[[ SUPPLIED MATERIAL, beginning ]]

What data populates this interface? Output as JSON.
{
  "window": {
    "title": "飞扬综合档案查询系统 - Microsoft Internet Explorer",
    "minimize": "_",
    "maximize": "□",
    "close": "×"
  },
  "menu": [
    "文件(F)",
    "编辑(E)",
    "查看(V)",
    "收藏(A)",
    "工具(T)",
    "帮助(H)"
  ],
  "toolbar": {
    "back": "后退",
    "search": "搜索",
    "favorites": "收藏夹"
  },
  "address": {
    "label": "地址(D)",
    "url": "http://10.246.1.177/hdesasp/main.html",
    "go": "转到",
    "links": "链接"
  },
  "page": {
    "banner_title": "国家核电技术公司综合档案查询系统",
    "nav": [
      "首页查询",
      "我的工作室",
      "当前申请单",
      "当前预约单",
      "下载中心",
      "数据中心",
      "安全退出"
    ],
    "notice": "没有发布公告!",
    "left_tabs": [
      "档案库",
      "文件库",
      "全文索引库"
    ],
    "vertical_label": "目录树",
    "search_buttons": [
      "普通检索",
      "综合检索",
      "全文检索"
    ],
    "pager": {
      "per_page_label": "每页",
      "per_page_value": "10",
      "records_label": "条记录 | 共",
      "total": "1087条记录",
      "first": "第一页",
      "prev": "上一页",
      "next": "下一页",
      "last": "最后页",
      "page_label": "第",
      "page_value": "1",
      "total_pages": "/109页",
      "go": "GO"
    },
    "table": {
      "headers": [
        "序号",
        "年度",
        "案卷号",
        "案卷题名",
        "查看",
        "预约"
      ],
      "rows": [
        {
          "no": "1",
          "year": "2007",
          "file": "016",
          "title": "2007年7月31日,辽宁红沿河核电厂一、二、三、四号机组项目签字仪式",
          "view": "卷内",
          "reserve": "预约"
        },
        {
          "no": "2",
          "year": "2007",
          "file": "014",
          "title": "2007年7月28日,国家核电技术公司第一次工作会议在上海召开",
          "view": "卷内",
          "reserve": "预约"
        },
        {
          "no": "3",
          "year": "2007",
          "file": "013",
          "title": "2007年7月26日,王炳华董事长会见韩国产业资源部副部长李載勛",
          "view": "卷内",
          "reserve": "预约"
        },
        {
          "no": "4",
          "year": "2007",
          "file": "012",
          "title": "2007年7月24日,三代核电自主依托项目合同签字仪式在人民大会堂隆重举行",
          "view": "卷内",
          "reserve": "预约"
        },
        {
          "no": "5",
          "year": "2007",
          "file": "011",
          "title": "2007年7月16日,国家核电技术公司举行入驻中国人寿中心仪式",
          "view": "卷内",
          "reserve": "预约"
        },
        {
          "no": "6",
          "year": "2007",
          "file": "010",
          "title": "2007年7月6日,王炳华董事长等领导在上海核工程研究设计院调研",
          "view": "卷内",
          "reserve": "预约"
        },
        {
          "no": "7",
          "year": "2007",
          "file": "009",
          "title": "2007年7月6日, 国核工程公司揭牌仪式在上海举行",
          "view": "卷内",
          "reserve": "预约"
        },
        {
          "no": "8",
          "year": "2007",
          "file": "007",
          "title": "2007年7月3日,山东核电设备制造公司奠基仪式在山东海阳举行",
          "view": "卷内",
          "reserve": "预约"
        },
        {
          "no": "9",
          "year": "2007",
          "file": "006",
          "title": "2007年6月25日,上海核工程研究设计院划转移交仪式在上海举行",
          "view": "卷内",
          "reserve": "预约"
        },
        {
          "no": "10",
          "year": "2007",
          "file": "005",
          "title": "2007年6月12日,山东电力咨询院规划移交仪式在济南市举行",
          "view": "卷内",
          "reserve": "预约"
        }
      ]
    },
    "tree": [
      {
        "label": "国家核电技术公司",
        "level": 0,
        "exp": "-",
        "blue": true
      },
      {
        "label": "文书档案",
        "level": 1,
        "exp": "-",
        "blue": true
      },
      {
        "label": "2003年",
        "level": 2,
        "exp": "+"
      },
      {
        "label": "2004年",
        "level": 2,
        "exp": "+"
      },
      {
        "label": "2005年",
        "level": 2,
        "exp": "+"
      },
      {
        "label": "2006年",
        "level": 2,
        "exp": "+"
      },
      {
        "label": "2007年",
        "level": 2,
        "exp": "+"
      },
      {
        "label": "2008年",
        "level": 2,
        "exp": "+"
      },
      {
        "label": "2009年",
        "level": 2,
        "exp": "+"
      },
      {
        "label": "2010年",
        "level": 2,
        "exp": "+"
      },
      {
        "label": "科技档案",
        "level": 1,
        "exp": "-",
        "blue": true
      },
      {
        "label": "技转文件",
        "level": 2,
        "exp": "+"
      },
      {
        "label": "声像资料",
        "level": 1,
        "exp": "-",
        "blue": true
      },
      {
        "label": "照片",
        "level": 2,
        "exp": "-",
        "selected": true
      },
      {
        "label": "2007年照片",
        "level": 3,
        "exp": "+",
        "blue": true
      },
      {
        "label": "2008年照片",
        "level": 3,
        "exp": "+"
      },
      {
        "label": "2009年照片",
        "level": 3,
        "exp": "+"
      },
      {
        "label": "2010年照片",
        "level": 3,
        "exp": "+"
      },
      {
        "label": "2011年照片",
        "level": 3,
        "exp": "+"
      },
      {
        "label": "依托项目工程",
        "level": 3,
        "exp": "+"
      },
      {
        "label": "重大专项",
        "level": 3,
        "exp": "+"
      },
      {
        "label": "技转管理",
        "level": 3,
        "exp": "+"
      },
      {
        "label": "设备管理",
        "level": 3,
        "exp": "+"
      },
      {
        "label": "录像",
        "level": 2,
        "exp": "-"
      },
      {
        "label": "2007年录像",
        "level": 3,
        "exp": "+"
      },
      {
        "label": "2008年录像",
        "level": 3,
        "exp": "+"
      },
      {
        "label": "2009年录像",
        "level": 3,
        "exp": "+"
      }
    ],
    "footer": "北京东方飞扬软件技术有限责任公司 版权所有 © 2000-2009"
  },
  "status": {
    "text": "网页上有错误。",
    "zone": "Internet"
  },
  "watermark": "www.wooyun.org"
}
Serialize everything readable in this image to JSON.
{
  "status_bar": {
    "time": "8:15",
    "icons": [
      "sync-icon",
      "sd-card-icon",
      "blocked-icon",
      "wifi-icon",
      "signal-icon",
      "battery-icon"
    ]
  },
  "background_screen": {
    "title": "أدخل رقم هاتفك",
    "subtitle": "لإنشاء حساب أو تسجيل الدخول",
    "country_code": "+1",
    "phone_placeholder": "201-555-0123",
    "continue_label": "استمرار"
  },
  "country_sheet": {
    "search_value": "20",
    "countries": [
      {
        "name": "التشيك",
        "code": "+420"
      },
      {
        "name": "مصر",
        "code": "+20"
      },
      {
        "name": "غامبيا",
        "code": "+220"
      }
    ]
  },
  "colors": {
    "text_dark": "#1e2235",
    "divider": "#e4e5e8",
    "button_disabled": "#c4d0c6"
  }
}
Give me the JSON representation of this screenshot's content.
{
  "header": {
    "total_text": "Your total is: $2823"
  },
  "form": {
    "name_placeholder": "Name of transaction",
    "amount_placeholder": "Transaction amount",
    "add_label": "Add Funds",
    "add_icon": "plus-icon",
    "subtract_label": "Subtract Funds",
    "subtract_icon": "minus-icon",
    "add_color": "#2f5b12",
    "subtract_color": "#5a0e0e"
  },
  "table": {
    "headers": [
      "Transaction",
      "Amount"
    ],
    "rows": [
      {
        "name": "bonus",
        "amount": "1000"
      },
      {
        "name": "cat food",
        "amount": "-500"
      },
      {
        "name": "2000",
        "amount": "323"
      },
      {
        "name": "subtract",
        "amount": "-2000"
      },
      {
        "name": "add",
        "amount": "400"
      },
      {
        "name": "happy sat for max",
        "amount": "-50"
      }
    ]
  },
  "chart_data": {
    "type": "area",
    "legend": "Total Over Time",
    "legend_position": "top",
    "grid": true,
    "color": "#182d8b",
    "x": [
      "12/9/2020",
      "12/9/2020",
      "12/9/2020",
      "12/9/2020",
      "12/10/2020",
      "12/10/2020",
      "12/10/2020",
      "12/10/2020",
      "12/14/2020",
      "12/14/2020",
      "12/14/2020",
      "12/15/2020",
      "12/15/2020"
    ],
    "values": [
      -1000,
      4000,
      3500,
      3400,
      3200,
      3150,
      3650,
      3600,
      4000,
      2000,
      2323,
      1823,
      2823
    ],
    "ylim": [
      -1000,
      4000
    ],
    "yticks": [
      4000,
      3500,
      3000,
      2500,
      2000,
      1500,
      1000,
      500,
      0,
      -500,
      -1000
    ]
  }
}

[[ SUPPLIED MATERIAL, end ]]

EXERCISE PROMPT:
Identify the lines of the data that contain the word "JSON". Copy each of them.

THE COMPLETED TASK:
What data populates this interface? Output as JSON.
Serialize everything readable in this image to JSON.
Give me the JSON representation of this screenshot's content.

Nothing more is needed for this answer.